A Masterpiece of Baroque Cartographic Decoration and Among The Rarest Separately-Issued 18th Century Wall Maps of America
Attractive example of Nicolas De Fer's monumental 15 sheet wall map, emphasizing commerce, trade and exploration with the New World, published in Paris in 1713. The present example is all the more remarkable, including text panels describing the discoveries, commerce and trade in the Americas below the map which are present in only 2 other recorded examples.
De Fer's map is a pictorial encyclopedia of the history of discovery in the Western Hemisphere and the most lavish map of the Pacific published in the first quarter of the eighteenth century.
The end of the War of the Spanish Succession brought renewed French interest in the western hemisphere. Spain's debts from the war offered an opportunity for French imperialism in the region, with speculative riches in Louisiana, lucrative Spanish mining interests in South America, as well as a profitable trans-Pacific silver trade between Acapulco and Manila. William Dampier's successful expeditions on behalf of England, as well as Dutch exploration in the Pacific, prompted curiosity among the French and the present landmark map was published.
At the time, Nicholas de Fer was the most accomplished cartographer in France. In 1690, he became the official geographer to Louis, Dauphin of France and with support from the Spanish and French Royal Families, de Fer later became official geographer for Philip V and Louis XIV. Known particularly for the artistic quality of the decoration on his maps, the present wall map is without question his cartographic masterpiece and would be used as the basis for Henri Chatelain's slightly reduced and more commonly found Carte des Tres Curieuse de la Mer du Sud, published six years later.
The map is centered on America, with the coasts of Europe and Africa shown at the far right, and the Japan and coast of Asia, including parts of Australia shown at the far left. Cartographically, the mapping of America follows contemporary mappings, with a large depiction of California as an island based on information gathered by Father Eusibio Kino before 1695 and with the Mississippi River entering the Gulf far to the west of its true Delta. Across the Pacific, the routes of explorations are shown, as are the principal Spanish trade routes.
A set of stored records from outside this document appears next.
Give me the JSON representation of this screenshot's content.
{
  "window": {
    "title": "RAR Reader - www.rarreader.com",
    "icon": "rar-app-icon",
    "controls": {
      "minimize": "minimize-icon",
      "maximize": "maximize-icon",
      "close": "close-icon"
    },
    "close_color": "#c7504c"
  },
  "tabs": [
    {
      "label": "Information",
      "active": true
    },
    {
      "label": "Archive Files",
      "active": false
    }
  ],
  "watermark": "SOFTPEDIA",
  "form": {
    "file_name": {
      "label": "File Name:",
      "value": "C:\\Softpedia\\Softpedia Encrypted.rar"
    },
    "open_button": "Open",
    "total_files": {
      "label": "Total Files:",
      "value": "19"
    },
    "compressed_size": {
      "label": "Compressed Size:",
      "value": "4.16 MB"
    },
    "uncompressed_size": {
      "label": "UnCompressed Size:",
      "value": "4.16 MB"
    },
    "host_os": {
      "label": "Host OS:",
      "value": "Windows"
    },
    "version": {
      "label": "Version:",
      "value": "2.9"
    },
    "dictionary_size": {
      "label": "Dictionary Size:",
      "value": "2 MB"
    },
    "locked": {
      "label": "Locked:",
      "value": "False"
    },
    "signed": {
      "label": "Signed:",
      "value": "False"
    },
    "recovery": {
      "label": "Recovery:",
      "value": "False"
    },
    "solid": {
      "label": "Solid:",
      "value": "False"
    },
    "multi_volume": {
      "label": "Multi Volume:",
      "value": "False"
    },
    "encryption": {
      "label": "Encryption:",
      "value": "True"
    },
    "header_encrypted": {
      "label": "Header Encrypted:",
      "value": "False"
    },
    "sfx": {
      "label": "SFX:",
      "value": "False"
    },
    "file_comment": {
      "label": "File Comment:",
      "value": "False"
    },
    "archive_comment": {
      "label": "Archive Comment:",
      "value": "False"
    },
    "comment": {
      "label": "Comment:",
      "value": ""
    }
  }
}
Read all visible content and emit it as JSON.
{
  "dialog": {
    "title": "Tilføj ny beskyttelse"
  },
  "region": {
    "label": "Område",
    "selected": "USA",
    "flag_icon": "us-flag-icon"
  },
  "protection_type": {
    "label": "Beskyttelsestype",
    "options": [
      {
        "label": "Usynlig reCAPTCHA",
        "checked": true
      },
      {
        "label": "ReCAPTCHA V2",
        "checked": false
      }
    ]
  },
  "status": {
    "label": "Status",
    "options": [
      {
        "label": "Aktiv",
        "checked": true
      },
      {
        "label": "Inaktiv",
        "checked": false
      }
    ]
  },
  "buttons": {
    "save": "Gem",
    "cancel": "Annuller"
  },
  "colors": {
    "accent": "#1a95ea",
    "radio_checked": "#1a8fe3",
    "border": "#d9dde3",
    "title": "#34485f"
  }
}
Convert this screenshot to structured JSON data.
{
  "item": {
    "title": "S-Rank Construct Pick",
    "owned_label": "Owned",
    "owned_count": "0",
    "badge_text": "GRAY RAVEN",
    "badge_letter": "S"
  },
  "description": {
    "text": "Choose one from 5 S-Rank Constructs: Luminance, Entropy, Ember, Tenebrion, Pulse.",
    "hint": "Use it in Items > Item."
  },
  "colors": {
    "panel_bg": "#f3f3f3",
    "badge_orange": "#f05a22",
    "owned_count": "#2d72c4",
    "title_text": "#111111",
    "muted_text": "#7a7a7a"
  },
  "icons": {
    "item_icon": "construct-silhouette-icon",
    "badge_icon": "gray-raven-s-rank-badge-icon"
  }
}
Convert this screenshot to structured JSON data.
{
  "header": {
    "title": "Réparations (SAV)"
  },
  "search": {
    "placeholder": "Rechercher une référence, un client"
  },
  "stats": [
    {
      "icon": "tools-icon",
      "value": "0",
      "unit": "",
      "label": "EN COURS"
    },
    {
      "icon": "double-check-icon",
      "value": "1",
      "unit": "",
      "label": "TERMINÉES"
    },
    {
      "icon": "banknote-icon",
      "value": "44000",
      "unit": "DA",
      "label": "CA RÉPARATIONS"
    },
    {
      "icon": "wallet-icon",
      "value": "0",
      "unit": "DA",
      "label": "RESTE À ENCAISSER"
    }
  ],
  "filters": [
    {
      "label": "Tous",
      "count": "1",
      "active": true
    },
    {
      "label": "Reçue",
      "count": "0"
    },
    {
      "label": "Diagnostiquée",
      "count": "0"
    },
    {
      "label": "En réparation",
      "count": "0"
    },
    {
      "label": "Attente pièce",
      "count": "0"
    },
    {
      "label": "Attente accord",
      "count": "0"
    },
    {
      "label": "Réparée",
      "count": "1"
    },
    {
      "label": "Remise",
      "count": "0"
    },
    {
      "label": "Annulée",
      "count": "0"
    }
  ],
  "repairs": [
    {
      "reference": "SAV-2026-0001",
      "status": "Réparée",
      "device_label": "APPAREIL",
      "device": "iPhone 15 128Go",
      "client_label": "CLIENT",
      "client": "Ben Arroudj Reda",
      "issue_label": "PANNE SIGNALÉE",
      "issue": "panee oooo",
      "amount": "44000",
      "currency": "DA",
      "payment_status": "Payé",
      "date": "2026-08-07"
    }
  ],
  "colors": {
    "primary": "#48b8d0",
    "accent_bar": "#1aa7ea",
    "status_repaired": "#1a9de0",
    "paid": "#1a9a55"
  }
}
Perhaps most remarkable are De Fer's elaborate insets, vignettes, and embellishments. At the top of the map, nine circular portraits of famed explorers, including Columbus, Vespucci, Magellan, Drake, La Salle Schouten, Olivier Du Nord, Hermites and Dampier.
In the upper left corner is a large vignette scene of beavers constructing a dam at the base of Niagara Falls, adapted from Hennepin and which would famously serve as the inspiration for Herman Moll's "Beaver map" of the British Colonies in North America the following year. Moll, further used de Fer's map as a source for his "Cod Fish" map of North America, copying a vignette in the upper right corner showing the cod fishery off the Grand Banks.
Along the entire bottom of the map are insets of various harbors and towns, with separating borders comprised of vignette scenes of natives and local flora and wildlife, including birds, reptiles and animals. Included among these scenes are images of gold and silver mining, hunting, cooking, sugar refining, human sacrifices, and more. De Fer's panoramic map is a visual encyclopedia of geographic information and history.
De Fer's map of the Americas offers an iconographic feast of imagery for those trying to grasp the implications of European colonial intrusion into societies whose otherness was their most defining feature. The map seems to suggest both economic opportunities (resources to exploit) and cultural clashes (among peoples whose customs, rites, and mores were so vastly different). The decorative vignettes are adapted from illustrations in various accounts of the first European encounters in the New World
(Harvard Library, Going for Baroque: The Iconography of the Ornamental Map, online exhibition).
As noted in the Sotheby's catalog entry for the map in January 2018, "the map is very rare, with only one other copy recorded in the auction records and only a handful of copies located in institutions" We note examples at Harvard (with Title Page/Key Sheet), Bibliotheque National de France (3 copies without text, 1 with text), University of Michigan (with text), Sachsische Landesbibliothek, Library of Congress (1 complete copy and 1 copy of top half only). No copy in the British Library.
The present example is even rarer, being the only example we have ever seen on the market with the text panels below the map. We note only the examples at the BNF and University of Michigan include the extra text panels. The Harvard copy includes a title page with an index (key sheet) map.
Nicholas de Fer (1646-1720) was the son of a map seller, Antoine de Fer, and grew to be one of the most well-known mapmakers in France in the seventeenth century. He was apprenticed at twelve years old to Louis Spirinx, an engraver. When his father died in 1673, Nicholas helped his mother run the business until 1687, when he became the sole proprietor.
His earliest known work is a map of the Canal of Languedoc in 1669, while some of his earliest engravings are in the revised edition of Methode pour Apprendre Facilement la Geographie (1685). In 1697, he published his first world atlas. Perhaps his most famous map is his wall map of America, published in 1698, with its celebrated beaver scene (engraved by Hendrick van Loon, designed by Nicolas Guerard). After his death in 1720, the business passed to his sons-in-law, Guillaume Danet and Jacques-Francois Benard.